The spending represents a small fraction of the millions that Mr Trump has been spending on Facebook, but it is still a significant sum of money in politics. The total the Trump campaign has spent on ads via Mr Parscale’s Facebook and Instagram pages in the past month, for instance, is more than many of the Senate Republicans facing re-election fights this fall have spent on the platform in the same time period, including senators Joni Ernst, Susan Collins, Cory Gardner and Martha McSally.

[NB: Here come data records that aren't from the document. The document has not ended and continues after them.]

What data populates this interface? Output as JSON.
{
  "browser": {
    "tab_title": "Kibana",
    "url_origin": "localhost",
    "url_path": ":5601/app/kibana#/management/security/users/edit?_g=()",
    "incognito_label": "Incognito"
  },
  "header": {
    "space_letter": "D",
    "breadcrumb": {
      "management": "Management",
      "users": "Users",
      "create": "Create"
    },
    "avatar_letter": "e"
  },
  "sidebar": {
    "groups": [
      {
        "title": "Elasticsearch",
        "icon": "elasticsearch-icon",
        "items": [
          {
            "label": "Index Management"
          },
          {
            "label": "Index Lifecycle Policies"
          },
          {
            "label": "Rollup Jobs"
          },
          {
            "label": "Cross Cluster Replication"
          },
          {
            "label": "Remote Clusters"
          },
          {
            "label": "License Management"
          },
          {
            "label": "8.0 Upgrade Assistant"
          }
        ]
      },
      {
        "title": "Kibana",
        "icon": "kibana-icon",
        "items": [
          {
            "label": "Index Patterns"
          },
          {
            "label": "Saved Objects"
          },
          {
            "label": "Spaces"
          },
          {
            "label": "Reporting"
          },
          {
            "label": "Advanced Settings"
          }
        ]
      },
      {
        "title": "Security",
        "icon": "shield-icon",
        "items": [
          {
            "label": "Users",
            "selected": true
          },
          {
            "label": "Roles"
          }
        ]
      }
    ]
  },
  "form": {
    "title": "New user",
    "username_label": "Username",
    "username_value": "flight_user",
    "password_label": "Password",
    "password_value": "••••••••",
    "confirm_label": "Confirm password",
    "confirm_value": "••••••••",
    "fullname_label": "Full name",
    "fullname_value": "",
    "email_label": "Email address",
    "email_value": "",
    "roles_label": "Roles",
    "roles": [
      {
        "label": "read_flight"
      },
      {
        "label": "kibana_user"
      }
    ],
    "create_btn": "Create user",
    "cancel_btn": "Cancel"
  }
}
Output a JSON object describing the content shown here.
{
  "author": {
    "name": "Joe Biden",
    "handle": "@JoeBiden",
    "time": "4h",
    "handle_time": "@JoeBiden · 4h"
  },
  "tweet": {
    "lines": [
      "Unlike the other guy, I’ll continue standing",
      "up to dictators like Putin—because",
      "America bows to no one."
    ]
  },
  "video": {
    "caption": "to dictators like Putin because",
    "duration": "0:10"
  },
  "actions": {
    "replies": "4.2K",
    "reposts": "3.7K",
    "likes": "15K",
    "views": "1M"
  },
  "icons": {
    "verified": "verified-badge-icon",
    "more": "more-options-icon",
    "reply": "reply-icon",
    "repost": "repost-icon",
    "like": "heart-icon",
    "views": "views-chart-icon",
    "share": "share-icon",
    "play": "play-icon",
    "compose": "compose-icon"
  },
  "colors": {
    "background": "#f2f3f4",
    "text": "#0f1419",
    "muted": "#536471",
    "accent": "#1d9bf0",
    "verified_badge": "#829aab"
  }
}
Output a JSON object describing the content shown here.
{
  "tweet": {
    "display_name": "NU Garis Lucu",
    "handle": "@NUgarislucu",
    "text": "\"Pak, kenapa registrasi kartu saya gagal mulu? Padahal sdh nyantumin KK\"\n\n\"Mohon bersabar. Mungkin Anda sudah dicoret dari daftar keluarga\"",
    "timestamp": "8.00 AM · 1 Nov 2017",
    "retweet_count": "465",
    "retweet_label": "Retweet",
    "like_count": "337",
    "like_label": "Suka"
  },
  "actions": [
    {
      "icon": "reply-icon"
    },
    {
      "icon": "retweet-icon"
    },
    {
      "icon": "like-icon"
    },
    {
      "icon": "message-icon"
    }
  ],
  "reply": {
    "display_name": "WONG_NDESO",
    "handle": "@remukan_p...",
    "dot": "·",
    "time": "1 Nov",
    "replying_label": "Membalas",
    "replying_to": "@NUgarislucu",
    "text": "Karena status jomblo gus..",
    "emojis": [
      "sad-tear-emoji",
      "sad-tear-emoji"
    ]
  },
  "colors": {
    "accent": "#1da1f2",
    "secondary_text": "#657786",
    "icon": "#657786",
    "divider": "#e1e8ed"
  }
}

Facebook data does not make immediately clear what date the Trump campaign began spending to run ads via Mr Parscale’s Facebook page, but only about $37,000 (£29,814) of the more than $326,000 (£262,687) in ads ran before 30 May, records show. The ads are paid for both by the Trump re-election committee itself and a shared account with the Republican Tempemail Committee called the Trump Make America Great Again Committee.
Mr Parscale’s Facebook page had linked to his private consulting firm, Parscale Strategy, until recently; that link appears to have been removed after Mother Jones first pointed it out last week.
It is not uncommon for a campaign to use multiple Facebook accounts to run ads. For instance, senator Mitch McConnell, the majority leader, spent about $61,000 (£49,000) on ads in recent months through an account called “Wrong Path McGrath”, attacking the Democrat who on Tuesday became his general election opponent, Amy McGrath.
The Trump campaign has run ads through four other Facebook group pages: Team Trump, which has seen the most spending, Latinos for Trump, Black Voices for Trump and Women for Trump.
In the past 30 days, the Trump campaign has run more ads using Mr Parscale’s page than the Black Voices for Trump and Latinos for Trump pages combined.
Taryn Rosenkranz, a Democratic digital strategist, said she had not seen a campaign use a staff member’s page to run ads before. But she said that using multiple pages to serve ads on Facebook was one way around the site’s algorithm limiting how many ads can be delivered.
“It gets more bites at the apple,” she explained.
So far, Joe Biden’s campaign has not run any Facebook ads beyond those promoting Mr Biden’s main page.
Mr Parscale, who has been Mr Trump’s campaign manager since 2018, has come under some criticism recently, particularly for hyping the president’s recent rally in Tulsa, Oklahoma, that failed to fill an arena during the coronavirus pandemic.
Mr Trump has recently added some political reinforcements to the campaign, promoting Bill Stepien to deputy campaign manager, and making Stephanie Alexander the campaign chief of staff in March. Jason Miller, a veteran of the 2016 campaign, has returned in a senior role.
Whatever Mr Parscale’s future, an expanded social media footprint may be beneficial.
“He will be able to take his very valuable list of followers and monetize that in the future,” said Mark Jablonowski, the chief technology officer at the Democratic digital advertising firm DSPolitical.
New York Times